Years built: 2010 to 2015
What is it?
The RCZ was something of a surprise from Peugeot, when it was launched. Originally a concept car, and one primarily designed to preview the front-end styling of the then-new 308 hatchback, such was the public response that Peugeot felt that it had to put the RCZ into production. A rival to the likes of the Audi TT, the RCZ was a minor commercial and critical hit for Peugeot, and while they’re thin on the ground in Ireland, they’re most definitely worth seeking out as a stylish, enjoyable, alternative to the default-choice Audi.
Which one should I buy?
Your choice is pretty simple — diesel or petrol. Being as it was launched in 2010, it’s perhaps unsurprising that most RCZ buyers went for diesel, and the 150hp 2.0-litre HDI diesel engine is an excellent unit, and well-suited to the RCZ. It has lots of torque, so cross-country driving is effortless, and the extra weight over the nose actually sharpens up the steering a little bit compared to the petrol version.
That petrol version uses the ubiquitous PSA Group 1.6-litre THP turbo petrol four-cylinder engine, with a choice of 155hp or 200hp power outputs.

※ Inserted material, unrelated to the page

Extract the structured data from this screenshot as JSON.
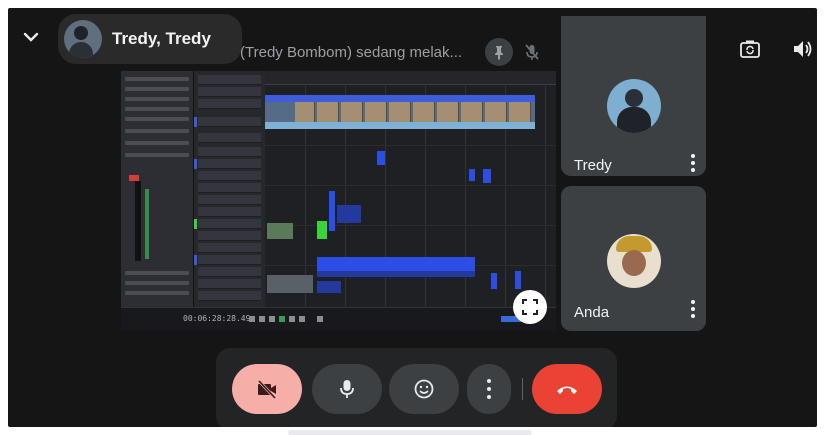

These are much harder to find in Ireland, but are worth seeking out as they’re a long-lived unit, have oodles of smooth, turbocharged, power and are becoming more fashionable now in the wake of the diesel downfall.
The gorgeous ‘double bubble’ roof, with its deeply contoured styling and its contrast-colour roof rails came a standard, as did an adjustable rear spoiler. Other equipment highlights include leather trim, and an excellent JBL sound system. One quirk though — some early RCZ came with the standard three-spoke steering wheel from the 308 hatch, which just felt rather too big and ‘truck’like’. A smaller, more appropriate wheel was available as an option, and Peugeot pretty quickly made it standard fit. Many RCZs will have had the smaller wheel fitted as an aftermarket option at some point.
There are back seats in the RCZ, but as with the TT, they’re pretty tiny and really only suitable for small kids for short hops. The boot, though, is surprisingly practical, at 384-litres — bigger than some family hatchbacks.
The RCZ was facelifted in 2013, and given a new nose which, to our eyes, looked significantly less pretty than the original version. There was little-to-no difference in performance and quality, so you might be better off going for a well-cared for earlier model
How much should I spend? Around €10-12,000 should get you a 2012 model, post-facelift cars are generally still above €15,000.
Here’s one we found:
2011 Peugeot RCZ 2.0 HDI , four owners, 133,000km, €10,995 from an independent dealer, with a warranty.
What goes wrong?
The RCZ wasn’t actually built by Peugeot, it was in fact made under licence by Magna Steyr in Austria, the same people who make the Mini Countryman and the Mercedes-Benz G-Wagen. Which means that the RCZ’s overall quality was actually pretty good, and if cared for properly, they can easily manage high mileages.
Engine issues are not unknown, though. The diesels suffer from particulate filter blockages, and problems with the turbocharger. For the 1.6 petrol, it’s the timing belt (which can slip) and fragile fuel pumps that you have to watch out for.
On the inside, check the seats and (if it has some) the leather trim for premature wear and sagging, while a persistent rattle is usually down to an incorrectly-fitted air vent. Thankfully, it’s an easy enough fix.
Those contrasting silver-coloured roof arches can corrode (and are very expensive to replace) and the door mirror adjusters can fail, while the motors that power the moving rear spoiler can be troublesome. Also, check that the heat shields around the exhausts haven’t worked loose.
The RCZ’s one weak area is its gearbox. Listen for whining sounds when test driving, and check to make sure that there’s no hesitancy or obstructive movement in the shift pattern.
We’ve saved the best till last — for a brief period, Peugeot made a limited edition RCZ-R, which used a 270hp version of the 1.6 turbo engine, and had a chassis which had been worked on by the geniuses at Peugeot Sport, the company’s racing arm. It was entirely brilliant — almost Porsche-like — to drive, and well worth seeking out if you fancy something a little more unusual.
And when you’ve found your perfect Peugeot RCZ don’t forget to get it history checked by motorcheck.ie.